REVIEW: The Help by Kathryn Stockett
Everyone I know that has read this book has raved about it and I can see why. The story is engaging and I felt a genuine interest in what happened to these characters. When Skeeter returns home from college she settles into a life of bridge with the ladies, fund raising on local committees, and encounters the “us and them” mentality of the time in regards to the black maids that serve in their households and raise their children. In the rural south of the 1960’s it is perfectly acceptable for the maids to raise the children, clean the house, and cook all the meals but not share the same table or the same bathroom as their employers. Aibileen is employed by Miss Elizabeth and is currently raising her daughter Mae Mobley, her 17th white child. Her best friend Minny works for Miss Hilly Holbrook, the town Queen Bee-until a certain incident leads to her firing. Skeeter wishes she could change things for Aibileen, Minny and the other maids in Jackson but doesn’t know how until she hits upon the idea to write the accounts of these women for a book.

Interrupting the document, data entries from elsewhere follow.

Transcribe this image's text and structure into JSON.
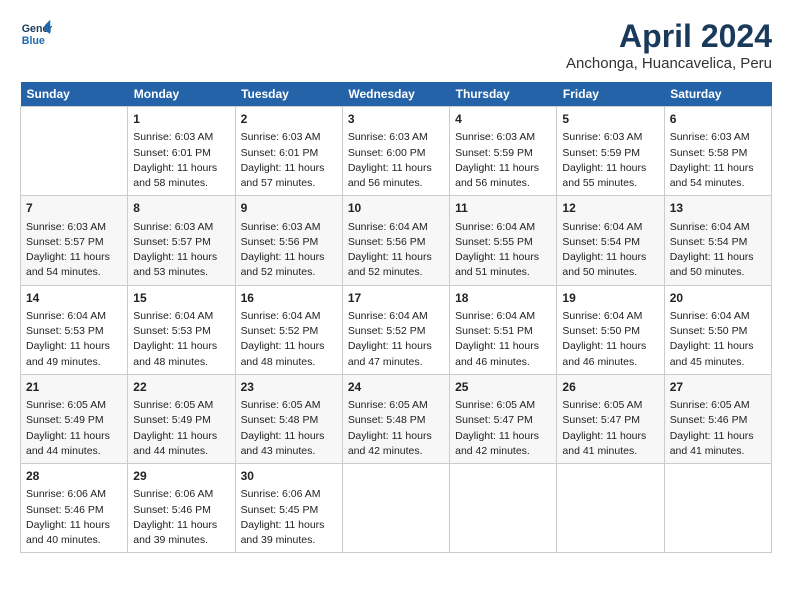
{
  "logo": {
    "line1": "General",
    "line2": "Blue"
  },
  "title": "April 2024",
  "subtitle": "Anchonga, Huancavelica, Peru",
  "days_header": [
    "Sunday",
    "Monday",
    "Tuesday",
    "Wednesday",
    "Thursday",
    "Friday",
    "Saturday"
  ],
  "weeks": [
    [
      {
        "day": "",
        "info": ""
      },
      {
        "day": "1",
        "info": "Sunrise: 6:03 AM\nSunset: 6:01 PM\nDaylight: 11 hours\nand 58 minutes."
      },
      {
        "day": "2",
        "info": "Sunrise: 6:03 AM\nSunset: 6:01 PM\nDaylight: 11 hours\nand 57 minutes."
      },
      {
        "day": "3",
        "info": "Sunrise: 6:03 AM\nSunset: 6:00 PM\nDaylight: 11 hours\nand 56 minutes."
      },
      {
        "day": "4",
        "info": "Sunrise: 6:03 AM\nSunset: 5:59 PM\nDaylight: 11 hours\nand 56 minutes."
      },
      {
        "day": "5",
        "info": "Sunrise: 6:03 AM\nSunset: 5:59 PM\nDaylight: 11 hours\nand 55 minutes."
      },
      {
        "day": "6",
        "info": "Sunrise: 6:03 AM\nSunset: 5:58 PM\nDaylight: 11 hours\nand 54 minutes."
      }
    ],
    [
      {
        "day": "7",
        "info": "Sunrise: 6:03 AM\nSunset: 5:57 PM\nDaylight: 11 hours\nand 54 minutes."
      },
      {
        "day": "8",
        "info": "Sunrise: 6:03 AM\nSunset: 5:57 PM\nDaylight: 11 hours\nand 53 minutes."
      },
      {
        "day": "9",
        "info": "Sunrise: 6:03 AM\nSunset: 5:56 PM\nDaylight: 11 hours\nand 52 minutes."
      },
      {
        "day": "10",
        "info": "Sunrise: 6:04 AM\nSunset: 5:56 PM\nDaylight: 11 hours\nand 52 minutes."
      },
      {
        "day": "11",
        "info": "Sunrise: 6:04 AM\nSunset: 5:55 PM\nDaylight: 11 hours\nand 51 minutes."
      },
      {
        "day": "12",
        "info": "Sunrise: 6:04 AM\nSunset: 5:54 PM\nDaylight: 11 hours\nand 50 minutes."
      },
      {
        "day": "13",
        "info": "Sunrise: 6:04 AM\nSunset: 5:54 PM\nDaylight: 11 hours\nand 50 minutes."
      }
    ],
    [
      {
        "day": "14",
        "info": "Sunrise: 6:04 AM\nSunset: 5:53 PM\nDaylight: 11 hours\nand 49 minutes."
      },
      {
        "day": "15",
        "info": "Sunrise: 6:04 AM\nSunset: 5:53 PM\nDaylight: 11 hours\nand 48 minutes."
      },
      {
        "day": "16",
        "info": "Sunrise: 6:04 AM\nSunset: 5:52 PM\nDaylight: 11 hours\nand 48 minutes."
      },
      {
        "day": "17",
        "info": "Sunrise: 6:04 AM\nSunset: 5:52 PM\nDaylight: 11 hours\nand 47 minutes."
      },
      {
        "day": "18",
        "info": "Sunrise: 6:04 AM\nSunset: 5:51 PM\nDaylight: 11 hours\nand 46 minutes."
      },
      {
        "day": "19",
        "info": "Sunrise: 6:04 AM\nSunset: 5:50 PM\nDaylight: 11 hours\nand 46 minutes."
      },
      {
        "day": "20",
        "info": "Sunrise: 6:04 AM\nSunset: 5:50 PM\nDaylight: 11 hours\nand 45 minutes."
      }
    ],
    [
      {
        "day": "21",
        "info": "Sunrise: 6:05 AM\nSunset: 5:49 PM\nDaylight: 11 hours\nand 44 minutes."
      },
      {
        "day": "22",
        "info": "Sunrise: 6:05 AM\nSunset: 5:49 PM\nDaylight: 11 hours\nand 44 minutes."
      },
      {
        "day": "23",
        "info": "Sunrise: 6:05 AM\nSunset: 5:48 PM\nDaylight: 11 hours\nand 43 minutes."
      },
      {
        "day": "24",
        "info": "Sunrise: 6:05 AM\nSunset: 5:48 PM\nDaylight: 11 hours\nand 42 minutes."
      },
      {
        "day": "25",
        "info": "Sunrise: 6:05 AM\nSunset: 5:47 PM\nDaylight: 11 hours\nand 42 minutes."
      },
      {
        "day": "26",
        "info": "Sunrise: 6:05 AM\nSunset: 5:47 PM\nDaylight: 11 hours\nand 41 minutes."
      },
      {
        "day": "27",
        "info": "Sunrise: 6:05 AM\nSunset: 5:46 PM\nDaylight: 11 hours\nand 41 minutes."
      }
    ],
    [
      {
        "day": "28",
        "info": "Sunrise: 6:06 AM\nSunset: 5:46 PM\nDaylight: 11 hours\nand 40 minutes."
      },
      {
        "day": "29",
        "info": "Sunrise: 6:06 AM\nSunset: 5:46 PM\nDaylight: 11 hours\nand 39 minutes."
      },
      {
        "day": "30",
        "info": "Sunrise: 6:06 AM\nSunset: 5:45 PM\nDaylight: 11 hours\nand 39 minutes."
      },
      {
        "day": "",
        "info": ""
      },
      {
        "day": "",
        "info": ""
      },
      {
        "day": "",
        "info": ""
      },
      {
        "day": "",
        "info": ""
      }
    ]
  ]
}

Reluctant at first because it could mean dire consequences for themselves and their families, Aibileen and Minny finally agree to participate in Skeeter’s project and 10 other maids reluctantly follow suit. This book felt like a roller coaster to me. I was elated at the small triumphs made with the book and fearful that things would turn out badly for one of these characters whom I became quite attached to.

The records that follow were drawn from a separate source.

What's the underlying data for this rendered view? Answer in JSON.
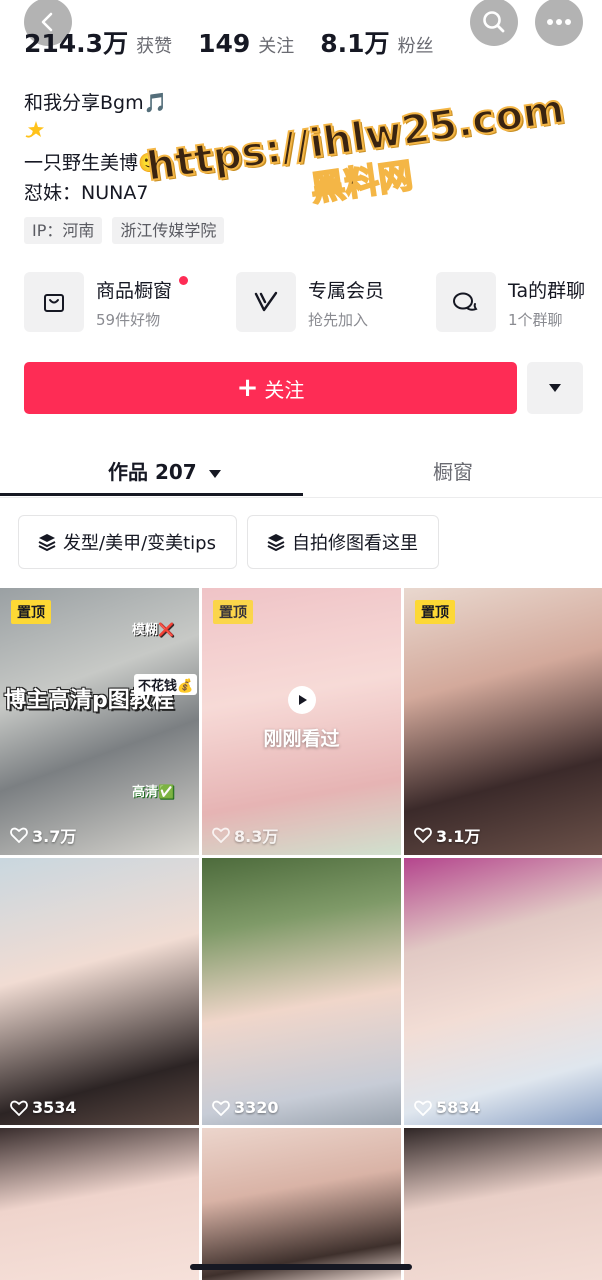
{
  "nav": {
    "back_icon": "chevron-left-icon",
    "search_icon": "search-icon",
    "more_icon": "more-dots-icon"
  },
  "stats": [
    {
      "value": "214.3万",
      "label": "获赞"
    },
    {
      "value": "149",
      "label": "关注"
    },
    {
      "value": "8.1万",
      "label": "粉丝"
    }
  ],
  "bio": {
    "line1": "和我分享Bgm🎵",
    "line2_icon": "dizzy-star-emoji",
    "line3": "一只野生美博🙂",
    "line4": "怼妹：NUNA7"
  },
  "tags": [
    "IP：河南",
    "浙江传媒学院"
  ],
  "features": [
    {
      "title": "商品橱窗",
      "sub": "59件好物",
      "icon": "shopping-bag-icon",
      "has_dot": true
    },
    {
      "title": "专属会员",
      "sub": "抢先加入",
      "icon": "vip-v-icon",
      "has_dot": false
    },
    {
      "title": "Ta的群聊",
      "sub": "1个群聊",
      "icon": "chat-bubbles-icon",
      "has_dot": false
    }
  ],
  "follow": {
    "label": "关注",
    "dropdown_icon": "caret-down-icon"
  },
  "tabs": {
    "works": "作品 207",
    "shop": "橱窗"
  },
  "collections": [
    "发型/美甲/变美tips",
    "自拍修图看这里"
  ],
  "videos": [
    {
      "pinned": true,
      "pin_label": "置顶",
      "likes": "3.7万",
      "title": "博主高清p图教程",
      "stickers": [
        "模糊❌",
        "不花钱💰",
        "高清✅"
      ]
    },
    {
      "pinned": true,
      "pin_label": "置顶",
      "likes": "8.3万",
      "seen": "刚刚看过"
    },
    {
      "pinned": true,
      "pin_label": "置顶",
      "likes": "3.1万"
    },
    {
      "pinned": false,
      "likes": "3534"
    },
    {
      "pinned": false,
      "likes": "3320"
    },
    {
      "pinned": false,
      "likes": "5834"
    },
    {
      "pinned": false
    },
    {
      "pinned": false
    },
    {
      "pinned": false
    }
  ],
  "watermark": {
    "url": "https://ihlw25.com",
    "sub": "黑料网"
  },
  "colors": {
    "accent": "#fe2c55",
    "pin": "#fdd835",
    "text": "#161823"
  }
}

I think that it is the mark of a good writer when they can get a reader emotionally invested in a story, especially one which the reader has zero background with. There have been many differing opinions on the accuracy of this novel. Did the author get the dialect right? Did she play with history too much? There are others that felt that waving away these concerns because the novel is “just fiction” diminishes the history behind it. I loved the story Stockett crafted here and I was really rooting for Aibileen, Minny and the other maids who were willing to take this tremendous risk to bring their stories to light. I have to say though, that I partially agree with the dissenters. I was born 20 years after this novel takes place. I have never lived in the Deep South. Having never really had experiences like those described in the book, I still had the feeling throughout the entire novel that even given the most horrible events in this book, Stockett was giving a sanitized version of what really occurred in 1960’s Mississippi. It kind of reminded me of a little kid showing you his room was almost cleaned up and there were a few items left on the floor to make it dirty and then you open the closet door and all kinds of garbage falls out. I felt the author was showing me the room and keeping me from the closet. Still, that doesn’t mean it wasn’t a good story because it was very good and it is the characters that make it so. I just want to forewarn those that are looking for a true depiction of race relations in the south in the 60’s, this is probably not it.
I am excited to see this book come to the big screen next month. I think they’ve done some spot on casting and will be interested to see if my thoughts differ once I see the characters brought to life.